Despite accidents, Unitrans has rigorous training, safety protocol

Despite accidents, Unitrans has rigorous training, safety protocol

Photo Credits: JORDAN CHOW / AGGIE FILE

The transportation service requires 50 hours more than bus industry’s requirement of 80-100 hours of driver training

On Nov. 8, 2019 around 7:30 p.m.,  a Unitrans bus stopped at the Oak and Russell stoplight, only to be rear ended by a drunk driver who fled the scene. The suspect was identified by police as 21-year-old Noah Amerault. Fortunately, no members in either of the vehicles were harmed. Amerault was later arrested. 

This is not the first collision the transportation service has experienced, with another notable event occurring in April 2019 when a high-speed pursuit led a suspect to crash into a Unitrans bus.

The Unitrans bus system was founded in 1972 and currently boasts 20 routes and 49 buses. In light of these recent accidents, and given the fact that Unitrans is an entirely student-run and student-driven service, some may have safety concerns. Jeffrey Flynn, Unitrans’s general manager, however, explained that the organization does not take safety lightly. 

In fact, the Unitrans training program is highly extensive, taking 50 hours longer to complete than the industry standard of 80-100 hours for bus driver training and 10 times longer than the state-mandated 15 hours. 

Moreover, Unitrans experiences both minor and major accidents every year — but its numbers are lower than other outside public bussing systems, especially taking into consideration the number of people it serves each day. 

Major accidents, defined as accidents that require a vehicle to be towed or passengers to be transported to the hospital, happen on average two times a year, and passengers riding Unitrans sustain close to zero injuries. 

 “I’m really proud of our training program and how our drivers operate our buses,” Flynn said. “Safety is the number one priority of Unitrans. We service 23,000 people a day, almost incident free.” 

In the 2018-19 fiscal year, Unitrans met the City of Davis’ short-range transit plan’s safety objective, measured by miles between preventable accidents. The standard was 100,000 miles between accidents — and Unitrans exceeded that with 266,336 miles. Another measure takes into consideration injuries per 100,000 boardings. The standard is one, or less than one, and Unitrans’s injuries per 100,000 boardings is less than one. 

Haley Schrock, a fourth-year animal science major and Unitrans worker, said drivers avoid making “illegal turns,” which are “turns we know we can’t make.”

“We know that 100% of [the buses] can’t make them, [so] our routes avoid these turns,” Schrock said. “We also do mirror checks every four to eight seconds because we need to see what’s going on around us at all times.
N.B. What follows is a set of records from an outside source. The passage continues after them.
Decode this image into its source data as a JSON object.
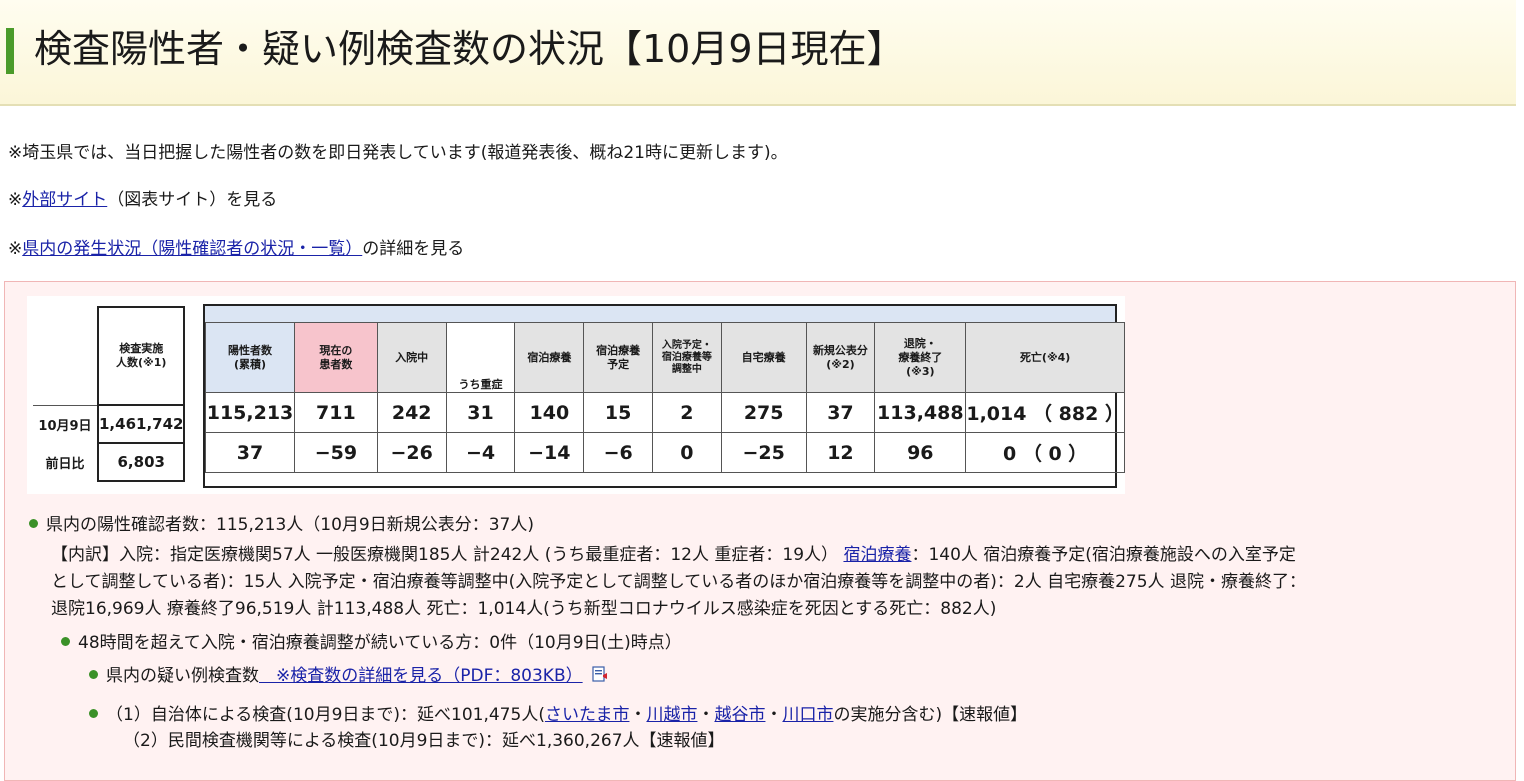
{
  "header": {
    "title": "検査陽性者・疑い例検査数の状況【10月9日現在】"
  },
  "notes": {
    "line1": "※埼玉県では、当日把握した陽性者の数を即日発表しています(報道発表後、概ね21時に更新します)。",
    "line2_prefix": "※",
    "line2_link": "外部サイト",
    "line2_suffix": "（図表サイト）を見る",
    "line3_prefix": "※",
    "line3_link": "県内の発生状況（陽性確認者の状況・一覧）",
    "line3_suffix": "の詳細を見る"
  },
  "table": {
    "headers": {
      "tests": "検査実施\n人数(※1)",
      "positives": "陽性者数\n(累積)",
      "current": "現在の\n患者数",
      "hospitalized": "入院中",
      "severe": "うち重症",
      "lodging": "宿泊療養",
      "lodging_planned": "宿泊療養\n予定",
      "adjusting": "入院予定・\n宿泊療養等\n調整中",
      "home": "自宅療養",
      "new_announced": "新規公表分\n(※2)",
      "recovered": "退院・\n療養終了\n(※3)",
      "deaths": "死亡(※4)"
    },
    "rows": [
      {
        "label": "10月9日",
        "tests": "1,461,742",
        "positives": "115,213",
        "current": "711",
        "hospitalized": "242",
        "severe": "31",
        "lodging": "140",
        "lodging_planned": "15",
        "adjusting": "2",
        "home": "275",
        "new_announced": "37",
        "recovered": "113,488",
        "deaths": "1,014 （ 882 ）"
      },
      {
        "label": "前日比",
        "tests": "6,803",
        "positives": "37",
        "current": "−59",
        "hospitalized": "−26",
        "severe": "−4",
        "lodging": "−14",
        "lodging_planned": "−6",
        "adjusting": "0",
        "home": "−25",
        "new_announced": "12",
        "recovered": "96",
        "deaths": "0 （ 0 ）"
      }
    ]
  },
  "summary": {
    "b1": "県内の陽性確認者数：115,213人（10月9日新規公表分：37人)",
    "b1_line2_a": "【内訳】入院：指定医療機関57人 一般医療機関185人 計242人 (うち最重症者：12人 重症者：19人） ",
    "b1_line2_link": "宿泊療養",
    "b1_line2_b": "：140人 宿泊療養予定(宿泊療養施設への入室予定",
    "b1_line3": "として調整している者)：15人 入院予定・宿泊療養等調整中(入院予定として調整している者のほか宿泊療養等を調整中の者)：2人 自宅療養275人 退院・療養終了：",
    "b1_line4": "退院16,969人 療養終了96,519人 計113,488人 死亡：1,014人(うち新型コロナウイルス感染症を死因とする死亡：882人)",
    "b2": "48時間を超えて入院・宿泊療養調整が続いている方：0件（10月9日(土)時点）",
    "b3_text": "県内の疑い例検査数",
    "b3_link": "　※検査数の詳細を見る（PDF：803KB）",
    "b4_a": "（1）自治体による検査(10月9日まで)：延べ101,475人(",
    "b4_link1": "さいたま市",
    "b4_sep1": "・",
    "b4_link2": "川越市",
    "b4_sep2": "・",
    "b4_link3": "越谷市",
    "b4_sep3": "・",
    "b4_link4": "川口市",
    "b4_b": "の実施分含む)【速報値】",
    "b5": "（2）民間検査機関等による検査(10月9日まで)：延べ1,360,267人【速報値】"
  },
  "colors": {
    "accent_green": "#4a9b2a",
    "pink_header": "#f7c4cc",
    "blue_header": "#dbe5f3",
    "link": "#1a23a8"
  }
}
When we stop, we keep a MINI Cooper-sized car between us and the car in front of us. This way, we can move in case the car in front of us breaks down. We are also taught to scan […] all the time — our heads should be moving the whole time instead of just staring in one place.”

Schrock is also a Unitrans route trainer. She tells her trainees to act like “they’re always going to be cut off” and to drive defensively. 

Drivers are also extensively trained on what to do in the case of an accident and have special protocols to follow if an incident were to occur. Anthony Andrade, a fourth-year animal science major and Unitrans supervisor, explained that no matter the severity, all incidents are treated with the same level of gravity. 

“All accidents have the same procedure, no matter how minor or major,” Andrade said. “The first thing you do is stop and pull over. Then […] check on our passengers [and] check on the other parties involved. If [the bus] was the only vehicle involved, like you popped a curb, then check for damages. But if there were other vehicles involved, we’d check on that person, make sure they’re okay. The police can be called. We usually call police anyways. If we need an ambulance, the driver should call them. The last step is to call the supervisor and let them know what happened so they can head out there.”

There are mandatory safety meetings every quarter for drivers, to refresh and update them on safety protocols. 

“As a driver, you receive a lot of training, but in the moment, when something happens, you forget because you’re really nervous about what happened,” Andrade said. “Every bus has a print out of step-by-step what to do in an accident in case you forget or to make sure you do everything right. I feel very confident responding in an accident, as a driver.”

Written by: Isabella Beristain and Linh Nguyen — features@theaggie.org